* **Try it**: Across the listing below, how many lines include the string "format"? Reply with the number alone.

* **Task material**:

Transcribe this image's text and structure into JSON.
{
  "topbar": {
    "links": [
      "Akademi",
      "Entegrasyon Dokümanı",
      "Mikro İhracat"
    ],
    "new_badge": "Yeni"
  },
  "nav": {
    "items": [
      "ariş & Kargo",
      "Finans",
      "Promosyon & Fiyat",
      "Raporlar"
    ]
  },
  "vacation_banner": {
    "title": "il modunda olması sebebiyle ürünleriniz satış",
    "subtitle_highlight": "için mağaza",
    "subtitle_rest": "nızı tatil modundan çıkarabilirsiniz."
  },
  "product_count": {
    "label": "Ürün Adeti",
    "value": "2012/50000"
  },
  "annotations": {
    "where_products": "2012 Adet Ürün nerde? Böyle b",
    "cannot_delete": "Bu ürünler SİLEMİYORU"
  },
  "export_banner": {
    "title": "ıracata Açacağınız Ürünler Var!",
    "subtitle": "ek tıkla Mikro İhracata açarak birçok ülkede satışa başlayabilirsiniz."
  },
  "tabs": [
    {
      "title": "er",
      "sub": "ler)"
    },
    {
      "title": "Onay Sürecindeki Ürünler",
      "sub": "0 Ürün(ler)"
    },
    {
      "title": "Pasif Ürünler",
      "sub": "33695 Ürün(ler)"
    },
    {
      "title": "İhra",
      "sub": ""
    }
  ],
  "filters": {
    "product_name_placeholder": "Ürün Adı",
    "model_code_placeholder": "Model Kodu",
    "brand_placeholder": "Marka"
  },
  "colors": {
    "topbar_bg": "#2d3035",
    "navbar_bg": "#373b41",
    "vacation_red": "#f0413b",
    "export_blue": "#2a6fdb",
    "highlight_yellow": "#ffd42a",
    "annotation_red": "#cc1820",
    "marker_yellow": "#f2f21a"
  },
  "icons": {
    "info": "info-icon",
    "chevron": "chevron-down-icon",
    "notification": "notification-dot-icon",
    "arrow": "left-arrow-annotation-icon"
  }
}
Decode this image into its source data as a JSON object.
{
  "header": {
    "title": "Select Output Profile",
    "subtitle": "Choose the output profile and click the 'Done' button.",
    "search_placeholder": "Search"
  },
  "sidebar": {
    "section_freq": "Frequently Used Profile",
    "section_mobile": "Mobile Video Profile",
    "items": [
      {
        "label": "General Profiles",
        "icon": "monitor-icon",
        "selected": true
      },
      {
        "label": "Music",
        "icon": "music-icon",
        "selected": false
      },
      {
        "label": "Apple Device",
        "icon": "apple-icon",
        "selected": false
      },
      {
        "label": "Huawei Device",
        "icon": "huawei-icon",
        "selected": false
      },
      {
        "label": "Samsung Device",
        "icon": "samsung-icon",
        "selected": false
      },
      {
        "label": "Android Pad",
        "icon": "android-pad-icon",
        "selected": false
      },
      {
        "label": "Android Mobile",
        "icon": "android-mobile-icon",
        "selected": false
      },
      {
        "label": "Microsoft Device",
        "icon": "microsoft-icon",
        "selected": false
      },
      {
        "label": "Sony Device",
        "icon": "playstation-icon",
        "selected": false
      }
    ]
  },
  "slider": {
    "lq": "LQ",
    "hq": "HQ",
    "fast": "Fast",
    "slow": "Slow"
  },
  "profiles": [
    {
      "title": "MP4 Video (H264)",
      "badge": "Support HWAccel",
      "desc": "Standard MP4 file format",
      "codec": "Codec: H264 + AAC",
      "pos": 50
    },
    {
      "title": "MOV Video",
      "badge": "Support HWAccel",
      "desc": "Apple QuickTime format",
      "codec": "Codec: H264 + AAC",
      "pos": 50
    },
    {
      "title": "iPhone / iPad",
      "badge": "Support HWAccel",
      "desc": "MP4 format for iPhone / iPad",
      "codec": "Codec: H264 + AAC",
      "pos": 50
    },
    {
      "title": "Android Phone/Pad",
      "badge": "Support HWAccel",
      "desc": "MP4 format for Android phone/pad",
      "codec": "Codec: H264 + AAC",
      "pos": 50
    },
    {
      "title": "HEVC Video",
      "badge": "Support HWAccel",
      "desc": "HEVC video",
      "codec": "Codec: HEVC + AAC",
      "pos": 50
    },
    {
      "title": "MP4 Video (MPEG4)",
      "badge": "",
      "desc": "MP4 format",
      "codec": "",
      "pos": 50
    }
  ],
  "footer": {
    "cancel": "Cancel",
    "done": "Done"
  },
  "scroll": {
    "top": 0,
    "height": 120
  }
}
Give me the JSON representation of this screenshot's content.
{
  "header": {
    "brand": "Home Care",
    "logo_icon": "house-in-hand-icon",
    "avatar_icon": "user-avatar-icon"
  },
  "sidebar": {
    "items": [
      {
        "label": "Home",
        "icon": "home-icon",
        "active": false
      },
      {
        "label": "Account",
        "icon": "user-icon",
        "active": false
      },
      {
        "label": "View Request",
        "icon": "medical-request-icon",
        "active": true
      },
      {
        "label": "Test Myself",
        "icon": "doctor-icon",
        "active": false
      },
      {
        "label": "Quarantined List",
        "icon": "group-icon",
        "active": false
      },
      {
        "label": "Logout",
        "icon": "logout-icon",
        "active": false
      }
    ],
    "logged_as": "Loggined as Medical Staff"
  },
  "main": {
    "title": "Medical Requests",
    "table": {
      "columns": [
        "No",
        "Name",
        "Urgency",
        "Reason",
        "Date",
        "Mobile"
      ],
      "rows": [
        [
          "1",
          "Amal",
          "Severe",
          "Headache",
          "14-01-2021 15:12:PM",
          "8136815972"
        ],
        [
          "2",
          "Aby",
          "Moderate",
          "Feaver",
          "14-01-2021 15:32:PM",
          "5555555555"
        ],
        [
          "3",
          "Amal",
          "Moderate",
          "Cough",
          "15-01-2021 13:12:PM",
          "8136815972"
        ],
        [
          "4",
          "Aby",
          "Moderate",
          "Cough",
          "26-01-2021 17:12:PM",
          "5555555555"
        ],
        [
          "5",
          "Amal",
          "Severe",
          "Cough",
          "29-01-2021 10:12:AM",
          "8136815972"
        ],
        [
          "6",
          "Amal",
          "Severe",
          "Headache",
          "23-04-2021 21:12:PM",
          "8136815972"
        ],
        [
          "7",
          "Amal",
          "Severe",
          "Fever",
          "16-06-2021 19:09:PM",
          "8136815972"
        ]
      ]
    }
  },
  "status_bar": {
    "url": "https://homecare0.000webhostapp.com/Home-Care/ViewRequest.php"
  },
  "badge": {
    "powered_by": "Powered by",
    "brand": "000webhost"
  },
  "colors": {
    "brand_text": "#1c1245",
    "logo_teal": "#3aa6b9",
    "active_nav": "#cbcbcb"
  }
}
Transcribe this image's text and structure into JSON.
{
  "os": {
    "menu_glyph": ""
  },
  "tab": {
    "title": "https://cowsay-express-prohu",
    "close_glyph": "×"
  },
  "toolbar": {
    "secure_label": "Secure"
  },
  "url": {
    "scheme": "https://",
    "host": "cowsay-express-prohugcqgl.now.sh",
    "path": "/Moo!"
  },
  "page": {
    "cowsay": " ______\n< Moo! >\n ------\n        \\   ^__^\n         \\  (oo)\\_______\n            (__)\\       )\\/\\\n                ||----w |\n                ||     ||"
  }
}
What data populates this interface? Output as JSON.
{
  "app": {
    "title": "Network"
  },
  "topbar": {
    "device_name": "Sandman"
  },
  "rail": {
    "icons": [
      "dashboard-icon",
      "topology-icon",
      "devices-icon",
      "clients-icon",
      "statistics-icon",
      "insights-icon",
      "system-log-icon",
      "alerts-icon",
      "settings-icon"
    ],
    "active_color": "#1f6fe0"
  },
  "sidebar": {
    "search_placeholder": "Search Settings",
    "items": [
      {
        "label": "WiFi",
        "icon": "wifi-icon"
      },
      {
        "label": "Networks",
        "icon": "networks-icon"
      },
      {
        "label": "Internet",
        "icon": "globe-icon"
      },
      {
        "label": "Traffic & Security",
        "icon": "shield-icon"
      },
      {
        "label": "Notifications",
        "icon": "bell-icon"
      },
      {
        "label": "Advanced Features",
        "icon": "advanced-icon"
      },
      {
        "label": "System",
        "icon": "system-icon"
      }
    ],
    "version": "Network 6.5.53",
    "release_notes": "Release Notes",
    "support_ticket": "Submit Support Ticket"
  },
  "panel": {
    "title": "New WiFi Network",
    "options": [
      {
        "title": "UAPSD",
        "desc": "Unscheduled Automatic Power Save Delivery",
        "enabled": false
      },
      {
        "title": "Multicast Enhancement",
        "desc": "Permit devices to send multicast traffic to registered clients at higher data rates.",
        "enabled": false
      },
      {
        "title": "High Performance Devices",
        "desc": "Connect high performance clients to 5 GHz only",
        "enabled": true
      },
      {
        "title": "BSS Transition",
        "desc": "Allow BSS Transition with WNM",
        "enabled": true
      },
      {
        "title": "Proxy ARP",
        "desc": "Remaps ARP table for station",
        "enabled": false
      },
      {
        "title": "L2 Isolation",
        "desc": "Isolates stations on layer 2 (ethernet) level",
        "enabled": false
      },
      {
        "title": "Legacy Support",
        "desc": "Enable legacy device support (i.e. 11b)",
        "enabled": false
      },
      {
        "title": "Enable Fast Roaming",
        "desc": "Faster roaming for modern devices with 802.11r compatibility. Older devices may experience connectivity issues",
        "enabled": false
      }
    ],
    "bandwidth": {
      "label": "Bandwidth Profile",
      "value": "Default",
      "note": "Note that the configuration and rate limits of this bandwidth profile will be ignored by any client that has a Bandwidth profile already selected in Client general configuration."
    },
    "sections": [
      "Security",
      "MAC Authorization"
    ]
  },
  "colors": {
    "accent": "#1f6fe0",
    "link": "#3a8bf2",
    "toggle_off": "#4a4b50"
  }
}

* **Answer to this exercise**: 5